3. Customer Lifetime Value (LTV)
Key Questions Answered: What is the future net profit from this customer over the duration of the relationship? How much can our company spend on customer acquisition?
How to Calculate:
Contribution margin per customer (per month) = revenue from customer minus variable costs associated with a customer. Variable costs include selling, administrative and any operational costs associated with serving the customer.
Avg. life span of customer (in months) = 1 / by your monthly churn.
LTV = Contribution margin from customer multiplied by the average lifespan of customer.
Analysis: Lifetime value is the present value of the future net profit from the customer over the duration of the relationship. This is a key distinction to make, because a common mistake is to associate LTV as the present value of the revenue or gross margin associated with a customer. A true LTV calculation must also take into account other variable costs associated with selling or operational costs associated with servicing that customer.
Once calculated, LTV can and should be compared to other metrics like Customer Acquisition Cost (CAC). The comparison of LTV/CAC helps to put into context the net present value of future profits vs. what it actually costs to obtain and service this customer. A general rule is that an LTV/CAC ratio should be around 3:1. It is at this inflection point where there is a level of balance between customer value and the spend associated with acquiring a customer. In fact, a higher LTV (such as 5:1) may even denote that your company is spending too little on customer acquisition, and could indicate that you are potentially losing out on business due to a lack of customer spend.
4. Deferred Revenue
Key Questions Answered: What is the cyclicality of my SaaS contracts? When does my business gain an influx of cash?
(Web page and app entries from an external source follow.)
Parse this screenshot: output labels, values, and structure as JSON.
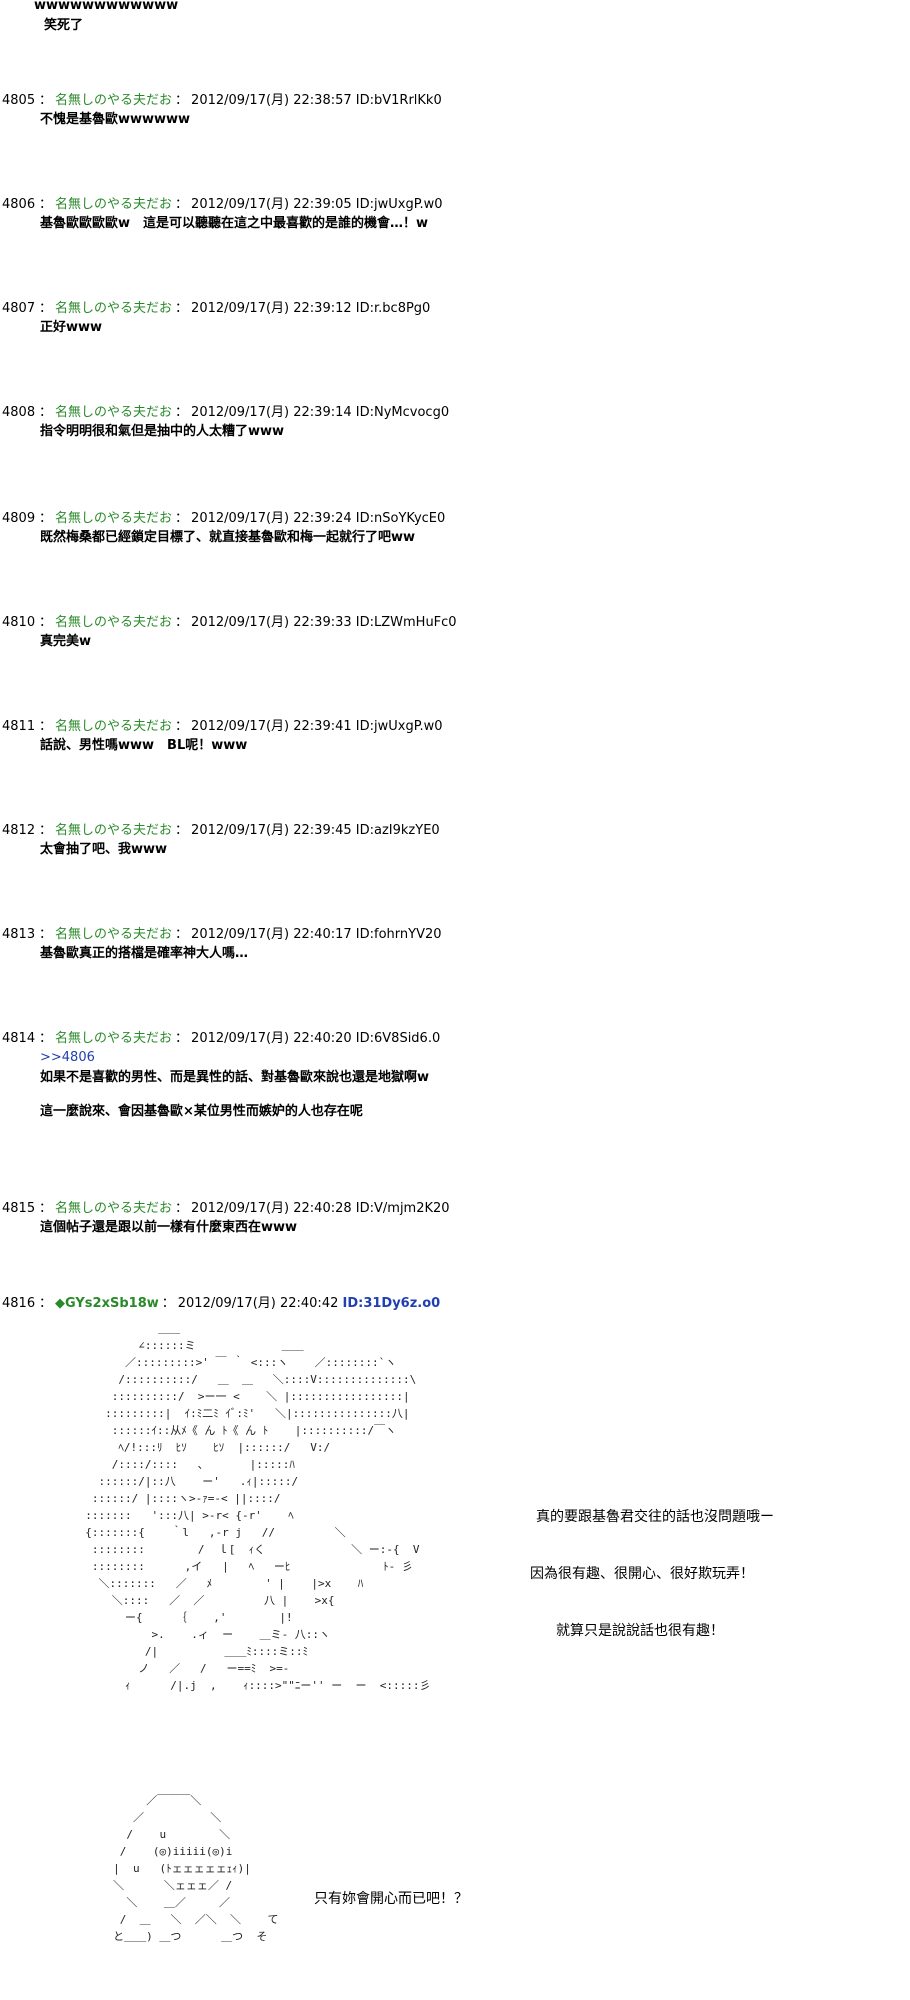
{
  "top_text": [
    "wwwwwwwwwwww",
    "笑死了"
  ],
  "posts": [
    {
      "num": "4805",
      "name": "名無しのやる夫だお",
      "datetime": "2012/09/17(月) 22:38:57",
      "id": "ID:bV1RrlKk0",
      "lines": [
        "不愧是基魯歐wwwwww"
      ]
    },
    {
      "num": "4806",
      "name": "名無しのやる夫だお",
      "datetime": "2012/09/17(月) 22:39:05",
      "id": "ID:jwUxgP.w0",
      "lines": [
        "基魯歐歐歐歐w　這是可以聽聽在這之中最喜歡的是誰的機會…！w"
      ]
    },
    {
      "num": "4807",
      "name": "名無しのやる夫だお",
      "datetime": "2012/09/17(月) 22:39:12",
      "id": "ID:r.bc8Pg0",
      "lines": [
        "正好www"
      ]
    },
    {
      "num": "4808",
      "name": "名無しのやる夫だお",
      "datetime": "2012/09/17(月) 22:39:14",
      "id": "ID:NyMcvocg0",
      "lines": [
        "指令明明很和氣但是抽中的人太糟了www"
      ]
    },
    {
      "num": "4809",
      "name": "名無しのやる夫だお",
      "datetime": "2012/09/17(月) 22:39:24",
      "id": "ID:nSoYKycE0",
      "lines": [
        "既然梅桑都已經鎖定目標了、就直接基魯歐和梅一起就行了吧ww"
      ]
    },
    {
      "num": "4810",
      "name": "名無しのやる夫だお",
      "datetime": "2012/09/17(月) 22:39:33",
      "id": "ID:LZWmHuFc0",
      "lines": [
        "真完美w"
      ]
    },
    {
      "num": "4811",
      "name": "名無しのやる夫だお",
      "datetime": "2012/09/17(月) 22:39:41",
      "id": "ID:jwUxgP.w0",
      "lines": [
        "話說、男性嗎www　BL呢！www"
      ]
    },
    {
      "num": "4812",
      "name": "名無しのやる夫だお",
      "datetime": "2012/09/17(月) 22:39:45",
      "id": "ID:azI9kzYE0",
      "lines": [
        "太會抽了吧、我www"
      ]
    },
    {
      "num": "4813",
      "name": "名無しのやる夫だお",
      "datetime": "2012/09/17(月) 22:40:17",
      "id": "ID:fohrnYV20",
      "lines": [
        "基魯歐真正的搭檔是確率神大人嗎…"
      ]
    },
    {
      "num": "4814",
      "name": "名無しのやる夫だお",
      "datetime": "2012/09/17(月) 22:40:20",
      "id": "ID:6V8Sid6.0",
      "anchor": ">>4806",
      "lines": [
        "如果不是喜歡的男性、而是異性的話、對基魯歐來說也還是地獄啊w"
      ],
      "lines2": [
        "這一麼說來、會因基魯歐×某位男性而嫉妒的人也存在呢"
      ]
    },
    {
      "num": "4815",
      "name": "名無しのやる夫だお",
      "datetime": "2012/09/17(月) 22:40:28",
      "id": "ID:V/mjm2K20",
      "lines": [
        "這個帖子還是跟以前一樣有什麼東西在www"
      ]
    }
  ],
  "post_4816": {
    "num": "4816",
    "trip": "◆GYs2xSb18w",
    "datetime": "2012/09/17(月) 22:40:42",
    "id": "ID:31Dy6z.o0"
  },
  "aa_dialog": [
    "真的要跟基魯君交往的話也沒問題哦ー",
    "因為很有趣、很開心、很好欺玩弄！",
    "就算只是說說話也很有趣！",
    "只有妳會開心而已吧！？"
  ],
  "ascii_art_1": "             ＿＿\n          ∠::::::ミ             ＿＿\n        ／:::::::::>' ￣ ｀ <:::ヽ    ／::::::::`ヽ\n       /::::::::::/   ＿  ＿   ＼::::V::::::::::::::\\\n      ::::::::::/  >ー一 <    ＼ |:::::::::::::::::|\n     :::::::::|  ｲ:ﾐ二ﾐ ｲﾞ:ﾐ'   ＼|:::::::::::::::八|\n      ::::::ｲ::从ﾒ《 ん ﾄ《 ん ﾄ    |::::::::::/￣ヽ\n       ﾍ/!:::ﾘ  ﾋｿ    ﾋｿ  |::::::/   V:/\n      /::::/::::   ､       |:::::ﾊ\n    ::::::/|::八    ー'   .ｨ|:::::/\n   ::::::/ |::::ヽ>-ｧ=‐< ||::::/\n  :::::::   ':::八| >-r< {-r'    ﾍ\n  {:::::::{    ｀l   ,-r j   //         ＼\n   ::::::::        /  ｌ[  ｨく             ＼ ー:-{  V\n   ::::::::      ,イ   |   ﾍ   ーﾋ              ﾄ- 彡\n    ＼:::::::   ／   ﾒ        ' |    |>x    ﾊ\n      ＼::::   ／  ／         八 |    >x{\n        ー{     ｛    ,'        |!\n            >.    .ィ  ー    ＿ミ- 八::ヽ\n           /|          ＿＿ﾐ::::ミ::ﾐ\n          ノ   ／   /   ー==ﾐ  >=-\n        ｨ      /|.j  ,    ｨ::::>\"\"ﾆー'' ー  ー  <:::::彡",
  "ascii_art_2": "          ／￣￣￣＼\n        ／          ＼\n       /    u        ＼\n      /    (◎)iiiii(◎)i\n     |  u   (ﾄェェェェェｪｨ)|\n     ＼      ＼ェェェ／ /\n       ＼    ＿／     ／\n      /  ＿   ＼  ／＼  ＼    て\n     と＿＿) ＿つ      ＿つ  そ"
}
How can I better manage the volatile nature of my SaaS contracts?
How to Calculate:
Deferred Revenue per Contract = Total Contract Value – Revenue Recognized on that Contract)
Analysis: Deferred Revenue or Unearned Revenue, is advance payments a company receives for products/services to be delivered at a later time. Deferred revenue is primarily recognized on the balance sheet as a current liability, and once the product or service is delivered, then the portion of deferred revenue delivered is transferred to the income statement as revenue.
Early-stage SaaS companies can be extremely reliant on these types of upfront payments as they provide positive cash flow to the business, but they can also be extremely volatile in nature. It should also be noted that even though a company receives cash upfront, these cash payments must not be falsely equated with revenue. Once revenue is actually recorded, this is often a lagging indicator of company performance. For companies that structure contracts in this format, management needs to account for and continually revise their forward-looking sales projections to accurately project the associated business risk and expected revenue.